The next step is to drill into the back edge of your shelf to accept the hardware. The easiest way to do this by far, I think would be with a drill press. As it turns out, my drill press isn't quite big enough for how deep I made my shelves. I was worried that even if it was because I had put a live edge on the front, it would throw off the angle that I was drilling. The best way to do this would be to cut these in a lot earlier in the build process, but that wasn't an option for me at this point. Instead, I used a self-centering Dowling jig to start my holes, and that seemed to work out okay.
After those drilled, next, I could use the actual drill bit to enlarge the holes to the size of the hardware and I made sure to go about three-quarters of an inch deeper than the length of the hardware. The reason for that is that the next step is to mortice out a slot using a router, which is going to hide all of the hardware and allowed the shelf to sit, flush to the wall. These don't have to be pretty since you're never going to see them in the end.
Back in the house, I drilled the holes for the hardware to go into the wall. This metal post is what's going to be doing the bulk of the work. Once it was drilled, I could mark two more holes and use some drywall anchors to get everything attached. Finally, you can mount the two pieces of hardware together, pop the shelf on, and you're done.
Okay, so the hardware, the good news is it definitely works, but I think the best comparison in terms of installing them would be something like bloom drawer slides. They're great, but if you give them to your average weekend warrior just doing little tasks around the house, they're probably going to run into some trouble trying to install them if they can get it done at all. Basically, I would only recommend these to somebody who is at least a hobbyist woodworker. I think it's just too involved for somebody with no woodworking experience and or tools.
In terms of the reviews, I would actually be curious to see how the reviewers found the product. For somebody who goes to rockler.com and finds them that way, I have a good feeling, they're probably going to be able to get the job done. I noticed that if I googled heavy duty floating shelf hardware, these were the second result right after an Amazon link. If that's how a person finds these, I think that there's a higher chance that they might have a tough time. I guess another way to say all that is if you're still watching this right now, you're probably the type of person who can handle it.

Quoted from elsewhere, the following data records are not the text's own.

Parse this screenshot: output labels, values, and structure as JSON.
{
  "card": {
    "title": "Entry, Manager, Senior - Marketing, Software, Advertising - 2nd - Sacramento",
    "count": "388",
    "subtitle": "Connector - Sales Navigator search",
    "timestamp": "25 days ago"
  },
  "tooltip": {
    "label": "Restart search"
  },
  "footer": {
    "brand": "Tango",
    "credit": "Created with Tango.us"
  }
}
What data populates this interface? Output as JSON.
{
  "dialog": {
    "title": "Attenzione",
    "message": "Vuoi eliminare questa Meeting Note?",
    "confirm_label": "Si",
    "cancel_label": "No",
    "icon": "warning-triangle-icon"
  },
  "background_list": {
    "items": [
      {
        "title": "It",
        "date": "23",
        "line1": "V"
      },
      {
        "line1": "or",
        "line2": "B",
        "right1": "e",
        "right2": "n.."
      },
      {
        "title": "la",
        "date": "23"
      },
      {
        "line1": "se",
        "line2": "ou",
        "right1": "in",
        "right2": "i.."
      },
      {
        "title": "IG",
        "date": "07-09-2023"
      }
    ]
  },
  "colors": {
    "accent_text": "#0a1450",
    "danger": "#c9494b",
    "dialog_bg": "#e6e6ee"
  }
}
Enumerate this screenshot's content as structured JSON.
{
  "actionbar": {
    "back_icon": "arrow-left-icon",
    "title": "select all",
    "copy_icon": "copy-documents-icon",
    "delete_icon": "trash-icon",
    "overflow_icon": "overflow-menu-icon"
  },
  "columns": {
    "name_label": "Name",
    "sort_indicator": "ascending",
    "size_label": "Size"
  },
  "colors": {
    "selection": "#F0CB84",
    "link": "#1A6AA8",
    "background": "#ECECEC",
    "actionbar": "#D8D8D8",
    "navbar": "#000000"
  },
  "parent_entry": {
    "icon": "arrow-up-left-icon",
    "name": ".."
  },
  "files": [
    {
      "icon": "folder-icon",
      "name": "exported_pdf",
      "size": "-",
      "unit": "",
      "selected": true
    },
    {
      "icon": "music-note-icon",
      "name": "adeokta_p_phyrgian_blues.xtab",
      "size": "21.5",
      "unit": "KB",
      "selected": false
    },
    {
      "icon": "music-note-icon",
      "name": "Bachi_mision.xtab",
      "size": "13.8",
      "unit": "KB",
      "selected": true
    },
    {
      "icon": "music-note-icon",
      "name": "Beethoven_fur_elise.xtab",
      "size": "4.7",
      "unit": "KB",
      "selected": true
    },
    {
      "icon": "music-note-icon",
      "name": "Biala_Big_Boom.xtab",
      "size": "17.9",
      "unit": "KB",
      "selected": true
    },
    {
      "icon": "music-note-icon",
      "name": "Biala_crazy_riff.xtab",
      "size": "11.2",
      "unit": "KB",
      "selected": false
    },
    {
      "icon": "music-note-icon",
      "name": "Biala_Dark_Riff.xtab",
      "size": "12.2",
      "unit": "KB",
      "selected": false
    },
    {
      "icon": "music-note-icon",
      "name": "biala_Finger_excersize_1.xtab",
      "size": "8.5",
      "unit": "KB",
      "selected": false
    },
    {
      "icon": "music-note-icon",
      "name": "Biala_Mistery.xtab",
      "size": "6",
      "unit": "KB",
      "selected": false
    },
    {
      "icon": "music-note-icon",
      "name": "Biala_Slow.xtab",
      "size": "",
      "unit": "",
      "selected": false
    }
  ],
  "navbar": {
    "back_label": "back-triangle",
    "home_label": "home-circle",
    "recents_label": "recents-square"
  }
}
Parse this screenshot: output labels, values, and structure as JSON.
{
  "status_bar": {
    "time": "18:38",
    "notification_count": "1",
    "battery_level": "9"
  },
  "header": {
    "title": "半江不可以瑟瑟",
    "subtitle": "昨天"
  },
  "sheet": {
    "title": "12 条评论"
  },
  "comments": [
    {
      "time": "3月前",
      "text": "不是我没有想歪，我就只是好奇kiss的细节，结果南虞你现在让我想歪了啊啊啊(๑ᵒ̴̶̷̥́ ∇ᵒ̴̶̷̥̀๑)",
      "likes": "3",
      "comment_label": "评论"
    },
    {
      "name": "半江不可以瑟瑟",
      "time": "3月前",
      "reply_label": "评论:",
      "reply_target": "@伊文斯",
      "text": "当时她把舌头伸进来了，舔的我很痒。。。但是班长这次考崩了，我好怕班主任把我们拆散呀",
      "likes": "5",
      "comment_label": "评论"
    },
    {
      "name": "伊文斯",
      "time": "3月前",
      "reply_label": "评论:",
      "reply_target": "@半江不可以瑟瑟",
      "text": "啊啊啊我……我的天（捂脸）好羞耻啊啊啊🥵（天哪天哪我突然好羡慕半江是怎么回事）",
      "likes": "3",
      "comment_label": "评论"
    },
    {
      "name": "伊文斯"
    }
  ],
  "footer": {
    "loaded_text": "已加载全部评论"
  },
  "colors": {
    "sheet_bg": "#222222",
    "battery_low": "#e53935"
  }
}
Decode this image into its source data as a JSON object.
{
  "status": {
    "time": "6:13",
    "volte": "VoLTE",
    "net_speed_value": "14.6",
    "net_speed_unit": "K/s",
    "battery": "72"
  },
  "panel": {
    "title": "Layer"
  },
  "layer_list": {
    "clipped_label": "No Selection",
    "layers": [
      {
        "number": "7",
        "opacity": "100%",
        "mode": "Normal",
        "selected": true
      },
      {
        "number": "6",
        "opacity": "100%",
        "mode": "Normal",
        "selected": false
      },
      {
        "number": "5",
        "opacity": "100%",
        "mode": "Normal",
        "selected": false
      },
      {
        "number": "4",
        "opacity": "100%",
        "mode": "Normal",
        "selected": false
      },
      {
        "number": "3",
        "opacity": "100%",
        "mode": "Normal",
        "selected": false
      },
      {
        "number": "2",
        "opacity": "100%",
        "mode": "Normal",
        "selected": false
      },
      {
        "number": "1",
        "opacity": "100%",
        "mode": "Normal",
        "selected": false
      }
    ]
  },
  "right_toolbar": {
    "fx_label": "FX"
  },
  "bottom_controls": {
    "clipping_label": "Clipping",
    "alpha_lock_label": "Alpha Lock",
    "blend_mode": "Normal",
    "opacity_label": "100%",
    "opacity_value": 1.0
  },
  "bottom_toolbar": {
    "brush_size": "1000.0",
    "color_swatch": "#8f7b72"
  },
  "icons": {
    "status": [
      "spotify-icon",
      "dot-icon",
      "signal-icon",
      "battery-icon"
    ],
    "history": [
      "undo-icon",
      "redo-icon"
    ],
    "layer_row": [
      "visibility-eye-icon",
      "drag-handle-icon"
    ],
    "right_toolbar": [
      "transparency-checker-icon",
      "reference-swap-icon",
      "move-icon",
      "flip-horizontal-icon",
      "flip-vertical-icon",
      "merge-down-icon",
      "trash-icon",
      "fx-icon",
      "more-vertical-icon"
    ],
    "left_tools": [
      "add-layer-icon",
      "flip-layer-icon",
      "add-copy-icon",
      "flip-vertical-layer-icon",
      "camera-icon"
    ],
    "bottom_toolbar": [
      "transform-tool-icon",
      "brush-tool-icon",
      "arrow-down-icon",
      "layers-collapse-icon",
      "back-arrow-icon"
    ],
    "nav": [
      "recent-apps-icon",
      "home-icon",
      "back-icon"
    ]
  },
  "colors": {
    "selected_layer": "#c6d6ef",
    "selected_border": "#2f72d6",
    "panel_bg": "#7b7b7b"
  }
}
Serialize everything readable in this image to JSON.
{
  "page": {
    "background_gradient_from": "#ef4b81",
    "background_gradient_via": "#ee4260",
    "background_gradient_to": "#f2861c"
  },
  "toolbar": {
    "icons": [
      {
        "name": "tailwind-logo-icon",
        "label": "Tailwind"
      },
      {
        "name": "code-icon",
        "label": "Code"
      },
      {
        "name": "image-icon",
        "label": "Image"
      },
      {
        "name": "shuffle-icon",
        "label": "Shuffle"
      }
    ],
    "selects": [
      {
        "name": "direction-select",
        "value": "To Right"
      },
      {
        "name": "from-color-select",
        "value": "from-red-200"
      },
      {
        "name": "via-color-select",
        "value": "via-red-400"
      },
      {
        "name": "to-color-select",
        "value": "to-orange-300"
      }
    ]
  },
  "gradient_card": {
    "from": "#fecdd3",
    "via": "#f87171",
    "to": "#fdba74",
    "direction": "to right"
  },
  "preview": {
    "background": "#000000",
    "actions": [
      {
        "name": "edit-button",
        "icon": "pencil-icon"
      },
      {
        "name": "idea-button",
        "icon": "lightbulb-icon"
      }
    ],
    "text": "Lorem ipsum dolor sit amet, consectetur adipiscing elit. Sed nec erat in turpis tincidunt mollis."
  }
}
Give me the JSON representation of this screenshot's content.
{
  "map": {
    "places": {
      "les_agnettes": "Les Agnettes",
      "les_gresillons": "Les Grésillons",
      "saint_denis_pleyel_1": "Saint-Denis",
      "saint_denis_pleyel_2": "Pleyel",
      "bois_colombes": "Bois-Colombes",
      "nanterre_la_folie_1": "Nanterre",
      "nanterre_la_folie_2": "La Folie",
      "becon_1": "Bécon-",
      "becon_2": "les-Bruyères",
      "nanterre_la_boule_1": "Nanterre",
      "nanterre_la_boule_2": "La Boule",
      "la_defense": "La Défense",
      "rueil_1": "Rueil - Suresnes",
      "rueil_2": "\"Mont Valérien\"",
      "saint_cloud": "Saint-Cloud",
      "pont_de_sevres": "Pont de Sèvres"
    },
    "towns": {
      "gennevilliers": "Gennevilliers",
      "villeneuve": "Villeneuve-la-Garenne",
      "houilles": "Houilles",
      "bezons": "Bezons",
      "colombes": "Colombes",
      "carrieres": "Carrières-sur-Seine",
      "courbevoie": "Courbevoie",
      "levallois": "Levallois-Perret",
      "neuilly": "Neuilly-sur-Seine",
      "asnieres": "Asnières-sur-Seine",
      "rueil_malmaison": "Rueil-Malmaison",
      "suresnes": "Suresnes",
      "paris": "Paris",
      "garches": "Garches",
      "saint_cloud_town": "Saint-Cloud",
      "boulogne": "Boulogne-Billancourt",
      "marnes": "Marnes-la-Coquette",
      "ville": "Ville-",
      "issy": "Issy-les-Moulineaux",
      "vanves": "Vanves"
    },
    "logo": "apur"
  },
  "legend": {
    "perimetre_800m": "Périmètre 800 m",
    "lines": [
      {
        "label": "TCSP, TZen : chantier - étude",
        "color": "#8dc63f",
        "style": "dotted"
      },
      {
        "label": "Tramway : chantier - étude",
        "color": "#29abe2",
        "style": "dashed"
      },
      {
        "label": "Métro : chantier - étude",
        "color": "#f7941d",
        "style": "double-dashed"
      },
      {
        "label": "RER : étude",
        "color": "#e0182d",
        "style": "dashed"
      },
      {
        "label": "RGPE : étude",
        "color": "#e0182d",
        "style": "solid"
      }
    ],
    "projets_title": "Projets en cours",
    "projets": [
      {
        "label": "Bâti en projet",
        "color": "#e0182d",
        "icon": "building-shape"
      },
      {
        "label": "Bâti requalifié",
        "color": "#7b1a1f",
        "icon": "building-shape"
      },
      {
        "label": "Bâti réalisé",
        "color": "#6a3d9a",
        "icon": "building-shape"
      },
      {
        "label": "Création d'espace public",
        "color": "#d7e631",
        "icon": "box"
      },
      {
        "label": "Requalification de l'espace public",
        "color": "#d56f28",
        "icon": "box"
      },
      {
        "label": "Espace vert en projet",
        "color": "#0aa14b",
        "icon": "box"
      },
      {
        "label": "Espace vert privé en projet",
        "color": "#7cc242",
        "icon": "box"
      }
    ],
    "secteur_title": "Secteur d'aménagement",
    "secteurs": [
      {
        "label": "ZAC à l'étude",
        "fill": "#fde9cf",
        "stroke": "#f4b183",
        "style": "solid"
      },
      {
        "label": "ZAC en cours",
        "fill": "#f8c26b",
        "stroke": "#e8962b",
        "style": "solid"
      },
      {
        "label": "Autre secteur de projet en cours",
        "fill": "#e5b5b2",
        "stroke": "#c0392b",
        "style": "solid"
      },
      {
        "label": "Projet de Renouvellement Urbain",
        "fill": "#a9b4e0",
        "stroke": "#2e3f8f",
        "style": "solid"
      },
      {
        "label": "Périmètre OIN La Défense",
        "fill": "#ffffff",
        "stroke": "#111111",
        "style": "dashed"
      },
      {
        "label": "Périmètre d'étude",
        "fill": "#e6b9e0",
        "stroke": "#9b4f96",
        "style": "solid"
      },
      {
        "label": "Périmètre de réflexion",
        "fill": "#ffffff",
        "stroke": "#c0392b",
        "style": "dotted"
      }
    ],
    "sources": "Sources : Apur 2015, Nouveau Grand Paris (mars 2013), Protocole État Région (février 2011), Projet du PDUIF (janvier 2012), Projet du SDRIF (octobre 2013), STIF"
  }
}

Okay, so now for a couple of tips or tricks that I found for actually using them. I think that the designers realize that people might have trouble drilling perfectly straight holes in the backs of their shelves, or in the wall. The mounting plates have these little set screws that you can use to shim the post in any direction that you want. Actually, what I found is that having a tiny amount of error in your drilling can actually be beneficial.
On a few of my shelves, I had to use the set screws to make the posts angle slightly outward. Then to slide the shelves on, I could pull it into place and that created stress that makes pulling them away from the wall even more difficult, which is a good thing. This is especially helpful if you can't get it to fit right the first time and you have to enlarge your holes a bit. I did that a few times by just sticking the drill bit in there and wiggling it around back and forth while I was drilling. Anyway, I guess that's about it. Thanks for watching, and I'll see you in the next one.